The price of such micro-loans, over a two period, is 73 cents per $100 week.
вЂњI am therefore First that is pleased Calgary will introduce its money Crunch loan on August 22. It really is credit with reasonable prices, longer payback terms and monetary literacy supports that set Albertans up for financial wellness, perhaps maybe not ruin,вЂќ stated Stephanie McLean, provider Alberta Minister.
“we have always been very happy to see their signs vary from the present prices to $15.”
Jeff Loomis, the executive manager of Momentum, a company that assists Albertans cope with financial obligation, claims the lower cost of borrowing will save you income that is low hundreds with debt re payments.
вЂњThe money Crunch loan can be a great chance for visitors to reduce their financial obligation and build an optimistic relationship making use of their loan provider. We have been grateful to your federal Government of Alberta and First Calgary Financial with regards to their essential focus on this issue.вЂќ
When it comes to loan providers, the Canadian pay day loans Association claims the latest laws could make it harder for people to secure loans and harder for loan providers to show a revenue. That, in change, will force some organizations to power down.
McLean claims that isn’t the intent associated with the brand brand new guidelines after all as well as the change that is only will discover is the increased power to get free from debt faster.
” present lenders that are payday run away from finance institutions will surely have to ‘sharpen their pencils’ to remain competitive underneath the present laws and I also do not have question that lots of of these will.”
Whether or perhaps not companies turn off will likely to be as much as lenders on their own. “Our function would be to promote and market the options when I have always been necessary to do by legislation.”
McLean says that the town of Calgary, that has long-struggled with obstructs of payday lenders in low earnings communities, can also be up to speed with all the brand new laws, which may assist diversify those areas with brand brand new organizations.
Timothy Afolayan, who had been stuck in a cash advance cycle himself, is happy to know concerning the brand brand new guidelines and also the brand brand new kind of loan from First Calgary Financial.
Afolayan says he struggled to obtain $12 each hour, and 80 hours biweekly. “For low earnings Albertans, there isn’t much wiggle space. At the conclusion associated with time my get hold of pay ended up being about $850. Following the $850, i really couldnot just close my eyes and repay the $600. All i really could do had been solution the mortgage and pay off the $120 every fourteen days.”
Some residents that CTV talked to on Tuesday say that the modifications are long overdue, however they’re nevertheless perhaps not sufficient. “we believe that it is unlawful exploitation for the poorest classes. Billing 600 percent [interest] should always be an offence that is criminal. Also 15 per cent is high,” stated James Cellan.
“It is a repugnant method for corporations to produce a full time income from the backs associated with the poorest individuals located in our community.”
One girl, whom secured financing on morning, is happy about the rule change tuesday. “when you really need to obtain some money that is extra it is an excellent spot to get to get it. It isn’t very costly,” said Sherri Hockley.
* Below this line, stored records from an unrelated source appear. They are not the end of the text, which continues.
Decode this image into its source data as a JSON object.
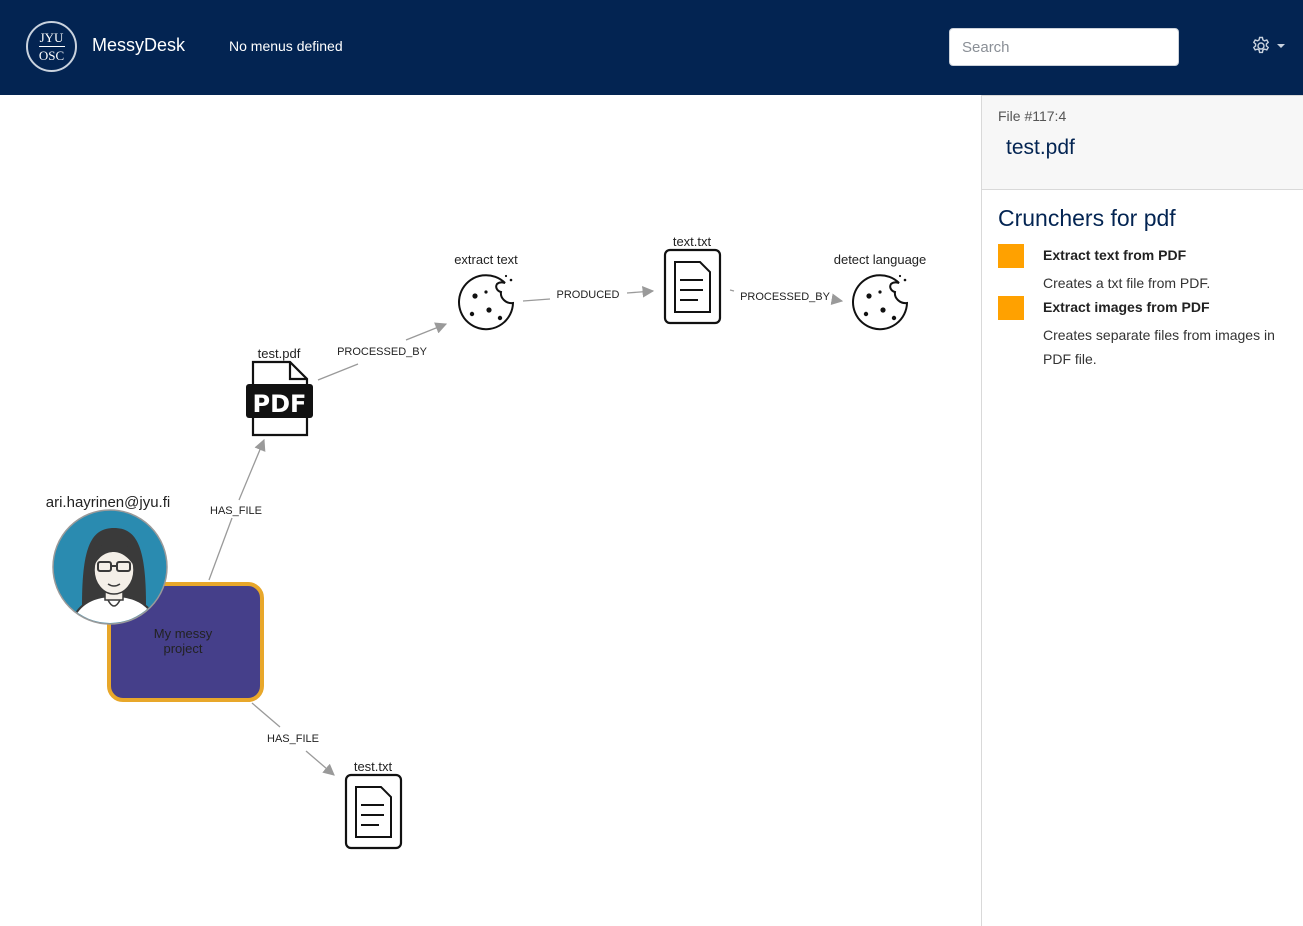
{
  "header": {
    "logo_line1": "JYU",
    "logo_line2": "OSC",
    "brand": "MessyDesk",
    "menus_text": "No menus defined",
    "search_placeholder": "Search",
    "colors": {
      "navbar": "#032452",
      "accent": "#ffa100"
    }
  },
  "graph": {
    "nodes": {
      "user": "ari.hayrinen@jyu.fi",
      "project": "My messy project",
      "pdf_file": "test.pdf",
      "extract_text": "extract text",
      "produced_txt": "text.txt",
      "detect_language": "detect language",
      "uploaded_txt": "test.txt"
    },
    "edges": {
      "user_project_to_pdf": "HAS_FILE",
      "pdf_to_extract": "PROCESSED_BY",
      "extract_to_txt": "PRODUCED",
      "txt_to_detect": "PROCESSED_BY",
      "project_to_txt": "HAS_FILE"
    },
    "icons": {
      "user": "user-avatar-icon",
      "pdf": "pdf-file-icon",
      "process": "cookie-icon",
      "text": "text-file-icon"
    }
  },
  "panel": {
    "file_id": "File #117:4",
    "file_name": "test.pdf",
    "crunchers_title": "Crunchers for pdf",
    "crunchers": [
      {
        "name": "Extract text from PDF",
        "description": "Creates a txt file from PDF."
      },
      {
        "name": "Extract images from PDF",
        "description": "Creates separate files from images in PDF file."
      }
    ]
  }
}
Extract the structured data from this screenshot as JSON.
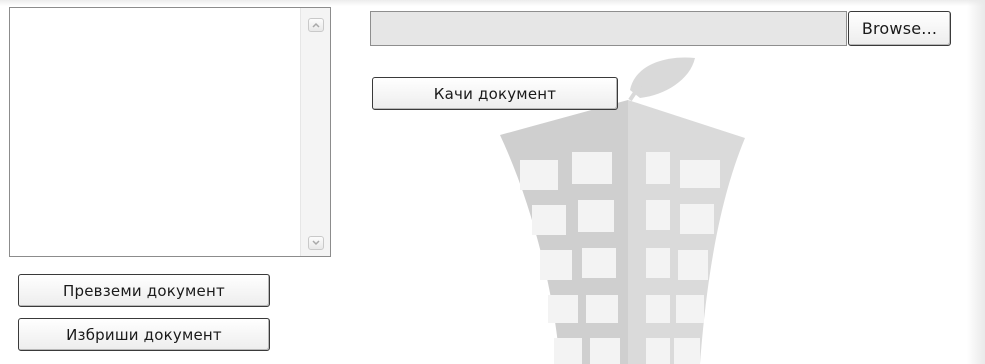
{
  "documents_list": {
    "items": []
  },
  "upload": {
    "file_path": "",
    "browse_label": "Browse...",
    "upload_label": "Качи документ"
  },
  "actions": {
    "download_label": "Превземи документ",
    "delete_label": "Избриши документ"
  },
  "icons": {
    "scroll_up": "chevron-up-icon",
    "scroll_down": "chevron-down-icon",
    "watermark": "building-logo"
  },
  "colors": {
    "watermark": "#d2d2d2",
    "field_bg": "#e6e6e6"
  }
}
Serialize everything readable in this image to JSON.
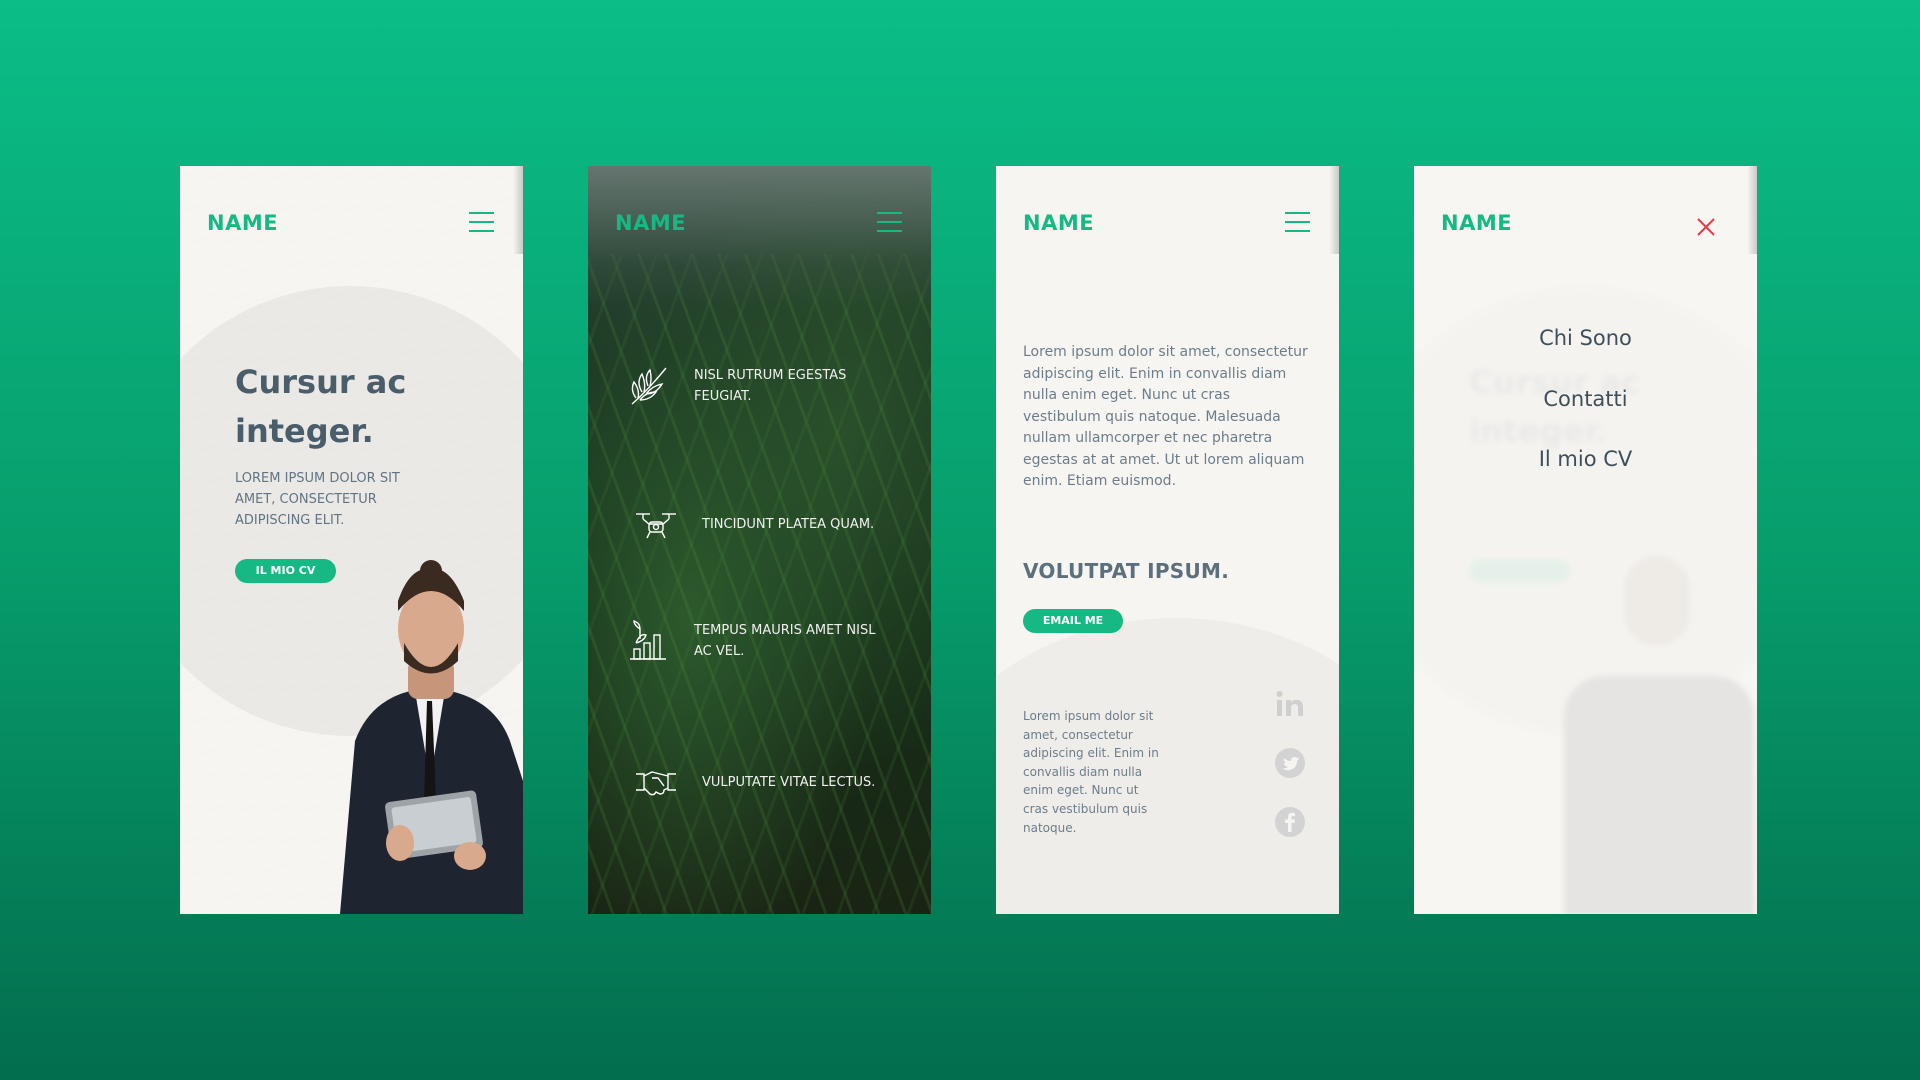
{
  "brand_color": "#16b884",
  "screens": [
    {
      "brand": "NAME",
      "menu_icon": "hamburger-icon",
      "title_line1": "Cursur ac",
      "title_line2": "integer.",
      "subtitle": "LOREM IPSUM DOLOR SIT AMET, CONSECTETUR ADIPISCING ELIT.",
      "button": "IL MIO CV"
    },
    {
      "brand": "NAME",
      "menu_icon": "hamburger-icon",
      "features": [
        {
          "icon": "leaf-branch-icon",
          "text": "NISL RUTRUM EGESTAS FEUGIAT."
        },
        {
          "icon": "drone-icon",
          "text": "TINCIDUNT PLATEA QUAM."
        },
        {
          "icon": "growth-chart-icon",
          "text": "TEMPUS MAURIS AMET NISL AC VEL."
        },
        {
          "icon": "handshake-icon",
          "text": "VULPUTATE VITAE LECTUS."
        }
      ]
    },
    {
      "brand": "NAME",
      "menu_icon": "hamburger-icon",
      "body": "Lorem ipsum dolor sit amet, consectetur adipiscing elit. Enim in convallis diam nulla enim eget. Nunc ut cras vestibulum quis natoque. Malesuada nullam ullamcorper et nec pharetra egestas at at amet. Ut ut lorem aliquam enim. Etiam euismod.",
      "heading": "VOLUTPAT IPSUM.",
      "button": "EMAIL ME",
      "small_text": "Lorem ipsum dolor sit amet, consectetur adipiscing elit. Enim in convallis diam nulla enim eget. Nunc ut cras vestibulum quis natoque.",
      "social": [
        "linkedin-icon",
        "twitter-icon",
        "facebook-icon"
      ]
    },
    {
      "brand": "NAME",
      "close_icon": "close-icon",
      "menu": [
        "Chi Sono",
        "Contatti",
        "Il mio CV"
      ]
    }
  ]
}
Hockley additionally said that most the documents had been exactly the same also it ended up being as easy to secure that loan as it used to be before.
In 2014, $575M had been given out by means of pay day loans, with all the most of those planning to low earnings Albertans.
The normal income of consumers of cash advance organizations is mostly about $30,000.
Significantly more than 30 pay day loan businesses presently run a lot more than 220 branches in Alberta.
The us government can also be rolling out more changes to pay day loan solutions when you look at the future that is near.
The us government of Alberta has established a fresh, lower, price for pay day loans into the province using the intent to help keep low earnings residents away from a period of financial obligation.